The Queen has passed.
The Queen was "the Queen" for as long as I can remember.
Her son, Charles, was born a month before me.
I cannot imagine two different upbringings and lifestyles.
While I was raised in a lower middle class (a term we never considered ) in the United States, Charles was the King Apparent for all his formative years. In subsequent reading, I have discerned that he felt, in fact, deprived of his mother's love. I have also since learned that this was a feeling that was drastically changed in later years, when after many life's experiences, the two came together with love and respect.
I am so amazed, therefore, at the response of the general public, be it English or American.
The most disconcerting, of course, is the response by Uju Anya, who was clearly raised in a barn,who would not give a moment's respect to the Queen and her family. Her outrage is based on her own family's experience, and that must be respected and considered. But she must also bear in mind the knowledge that Queen Elizabeth was not the all-powerful. The Parliament set the rules. Therefore, should she desire to wish ill on powers that be, how can this supposedly intelligent being only single one individual, when, in fact, the Parliament sets forth the rules of the provinces and territories. However, there is a time and place for everything in this world. She clearly does not have a clue and is only considering her own agenda. That said, Carnegie Mellow totally supports her freedom of speech, which is totally correct BUT they are both missing the mark - While you have differences and objections, one must allow for common decency- a key factor missing in Uju Anya's outrage and Carnegie Mellon's compliance.

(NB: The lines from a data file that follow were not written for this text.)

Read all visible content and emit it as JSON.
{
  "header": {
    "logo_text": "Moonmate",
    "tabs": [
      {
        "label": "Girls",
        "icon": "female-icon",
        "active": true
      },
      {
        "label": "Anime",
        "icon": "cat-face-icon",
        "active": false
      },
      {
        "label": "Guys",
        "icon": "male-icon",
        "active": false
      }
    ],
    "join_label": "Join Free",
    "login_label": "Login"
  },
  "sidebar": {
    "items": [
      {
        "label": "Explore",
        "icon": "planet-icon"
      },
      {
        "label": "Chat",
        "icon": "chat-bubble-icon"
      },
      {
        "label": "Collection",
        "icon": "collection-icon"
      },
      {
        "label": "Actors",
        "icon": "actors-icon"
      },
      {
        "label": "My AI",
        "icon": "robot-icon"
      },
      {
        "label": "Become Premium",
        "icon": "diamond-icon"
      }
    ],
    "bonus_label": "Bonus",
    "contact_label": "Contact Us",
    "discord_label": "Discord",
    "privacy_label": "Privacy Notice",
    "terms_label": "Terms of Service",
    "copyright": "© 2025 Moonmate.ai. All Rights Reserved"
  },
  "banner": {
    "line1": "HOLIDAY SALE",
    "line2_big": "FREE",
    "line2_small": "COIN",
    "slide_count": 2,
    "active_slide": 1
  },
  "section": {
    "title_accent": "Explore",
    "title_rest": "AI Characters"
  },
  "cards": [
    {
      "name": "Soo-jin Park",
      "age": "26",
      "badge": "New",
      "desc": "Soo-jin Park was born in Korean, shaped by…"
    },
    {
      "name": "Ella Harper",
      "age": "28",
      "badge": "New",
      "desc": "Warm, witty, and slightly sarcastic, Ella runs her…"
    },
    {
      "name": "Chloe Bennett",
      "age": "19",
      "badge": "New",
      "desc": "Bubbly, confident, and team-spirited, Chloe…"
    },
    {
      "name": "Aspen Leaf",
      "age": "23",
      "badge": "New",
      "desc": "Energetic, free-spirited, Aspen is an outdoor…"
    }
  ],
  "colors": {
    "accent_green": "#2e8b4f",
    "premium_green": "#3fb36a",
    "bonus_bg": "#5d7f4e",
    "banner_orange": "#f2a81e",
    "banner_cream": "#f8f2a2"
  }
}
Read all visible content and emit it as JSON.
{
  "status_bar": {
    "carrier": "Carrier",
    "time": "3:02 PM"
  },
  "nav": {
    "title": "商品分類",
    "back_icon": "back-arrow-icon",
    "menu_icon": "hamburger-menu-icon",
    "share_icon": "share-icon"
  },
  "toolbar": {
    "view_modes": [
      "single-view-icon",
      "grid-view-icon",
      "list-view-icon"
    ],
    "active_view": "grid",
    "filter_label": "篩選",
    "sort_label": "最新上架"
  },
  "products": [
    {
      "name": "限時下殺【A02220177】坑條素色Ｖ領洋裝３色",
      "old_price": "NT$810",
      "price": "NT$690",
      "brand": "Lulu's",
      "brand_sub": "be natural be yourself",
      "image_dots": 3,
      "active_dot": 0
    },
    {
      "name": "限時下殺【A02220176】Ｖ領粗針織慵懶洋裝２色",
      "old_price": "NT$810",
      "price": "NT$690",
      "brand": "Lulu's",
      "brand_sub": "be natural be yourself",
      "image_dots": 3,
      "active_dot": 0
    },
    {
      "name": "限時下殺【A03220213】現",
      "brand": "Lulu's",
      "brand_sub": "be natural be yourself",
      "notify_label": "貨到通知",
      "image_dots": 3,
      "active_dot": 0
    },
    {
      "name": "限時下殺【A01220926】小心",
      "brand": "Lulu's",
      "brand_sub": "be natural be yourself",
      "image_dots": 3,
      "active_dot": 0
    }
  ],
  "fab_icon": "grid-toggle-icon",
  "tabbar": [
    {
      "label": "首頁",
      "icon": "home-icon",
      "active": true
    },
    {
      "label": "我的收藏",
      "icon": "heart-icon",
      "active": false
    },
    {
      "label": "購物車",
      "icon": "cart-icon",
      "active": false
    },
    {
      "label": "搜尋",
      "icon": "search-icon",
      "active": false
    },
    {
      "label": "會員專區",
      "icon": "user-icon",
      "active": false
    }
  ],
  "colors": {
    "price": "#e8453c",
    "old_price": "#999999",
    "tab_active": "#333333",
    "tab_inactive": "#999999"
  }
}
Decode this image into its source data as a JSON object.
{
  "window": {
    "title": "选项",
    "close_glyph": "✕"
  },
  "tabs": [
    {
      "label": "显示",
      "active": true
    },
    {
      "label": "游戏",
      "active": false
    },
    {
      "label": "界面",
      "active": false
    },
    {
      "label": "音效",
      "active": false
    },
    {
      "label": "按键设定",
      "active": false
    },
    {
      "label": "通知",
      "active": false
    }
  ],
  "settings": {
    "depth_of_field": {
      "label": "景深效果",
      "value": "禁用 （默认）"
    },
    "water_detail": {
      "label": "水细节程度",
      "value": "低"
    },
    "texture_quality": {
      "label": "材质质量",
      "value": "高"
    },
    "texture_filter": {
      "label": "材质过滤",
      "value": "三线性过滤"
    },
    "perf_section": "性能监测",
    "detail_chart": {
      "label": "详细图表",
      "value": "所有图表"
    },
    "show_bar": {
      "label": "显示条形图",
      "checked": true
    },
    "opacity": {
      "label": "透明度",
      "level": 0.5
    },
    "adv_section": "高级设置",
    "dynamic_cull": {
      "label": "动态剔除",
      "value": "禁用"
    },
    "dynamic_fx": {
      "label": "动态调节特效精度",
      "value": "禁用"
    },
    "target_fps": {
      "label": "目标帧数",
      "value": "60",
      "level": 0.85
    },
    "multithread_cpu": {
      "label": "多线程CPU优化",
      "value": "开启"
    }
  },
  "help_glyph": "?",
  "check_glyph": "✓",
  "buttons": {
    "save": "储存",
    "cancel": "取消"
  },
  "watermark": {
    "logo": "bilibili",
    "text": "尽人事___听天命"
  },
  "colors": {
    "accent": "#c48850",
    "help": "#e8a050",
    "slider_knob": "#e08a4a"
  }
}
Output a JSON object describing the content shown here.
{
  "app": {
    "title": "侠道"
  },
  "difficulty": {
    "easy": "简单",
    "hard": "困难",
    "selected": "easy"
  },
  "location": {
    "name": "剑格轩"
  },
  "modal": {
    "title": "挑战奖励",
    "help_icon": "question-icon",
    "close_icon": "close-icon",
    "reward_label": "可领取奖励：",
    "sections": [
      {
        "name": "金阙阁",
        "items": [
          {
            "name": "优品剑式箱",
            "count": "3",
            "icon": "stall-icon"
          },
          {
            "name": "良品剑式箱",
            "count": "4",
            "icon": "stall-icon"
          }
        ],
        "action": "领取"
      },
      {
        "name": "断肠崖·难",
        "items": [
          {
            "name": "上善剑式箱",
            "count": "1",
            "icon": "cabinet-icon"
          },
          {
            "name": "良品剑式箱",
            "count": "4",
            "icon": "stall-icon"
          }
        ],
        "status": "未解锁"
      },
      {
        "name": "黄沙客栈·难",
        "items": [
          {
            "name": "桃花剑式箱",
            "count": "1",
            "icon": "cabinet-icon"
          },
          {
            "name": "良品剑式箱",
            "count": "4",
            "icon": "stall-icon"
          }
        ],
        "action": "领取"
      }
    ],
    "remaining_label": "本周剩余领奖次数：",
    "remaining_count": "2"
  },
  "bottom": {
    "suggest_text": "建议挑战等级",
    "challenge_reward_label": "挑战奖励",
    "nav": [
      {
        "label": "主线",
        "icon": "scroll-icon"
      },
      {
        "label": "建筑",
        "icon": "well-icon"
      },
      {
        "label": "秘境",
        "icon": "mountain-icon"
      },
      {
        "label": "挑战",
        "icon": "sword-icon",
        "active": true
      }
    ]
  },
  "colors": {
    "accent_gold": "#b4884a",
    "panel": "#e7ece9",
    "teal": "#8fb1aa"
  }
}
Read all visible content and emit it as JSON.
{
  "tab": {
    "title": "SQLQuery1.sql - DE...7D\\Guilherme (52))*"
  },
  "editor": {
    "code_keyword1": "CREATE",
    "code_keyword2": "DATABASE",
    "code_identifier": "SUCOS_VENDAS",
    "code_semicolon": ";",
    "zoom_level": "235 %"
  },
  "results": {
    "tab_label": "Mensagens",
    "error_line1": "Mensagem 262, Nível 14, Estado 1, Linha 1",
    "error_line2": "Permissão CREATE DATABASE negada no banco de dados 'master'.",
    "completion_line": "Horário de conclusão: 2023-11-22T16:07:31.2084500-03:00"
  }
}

We have diverse groups in this universe....many cultures, many customs, many rituals....and we must respect all and deal accordingly.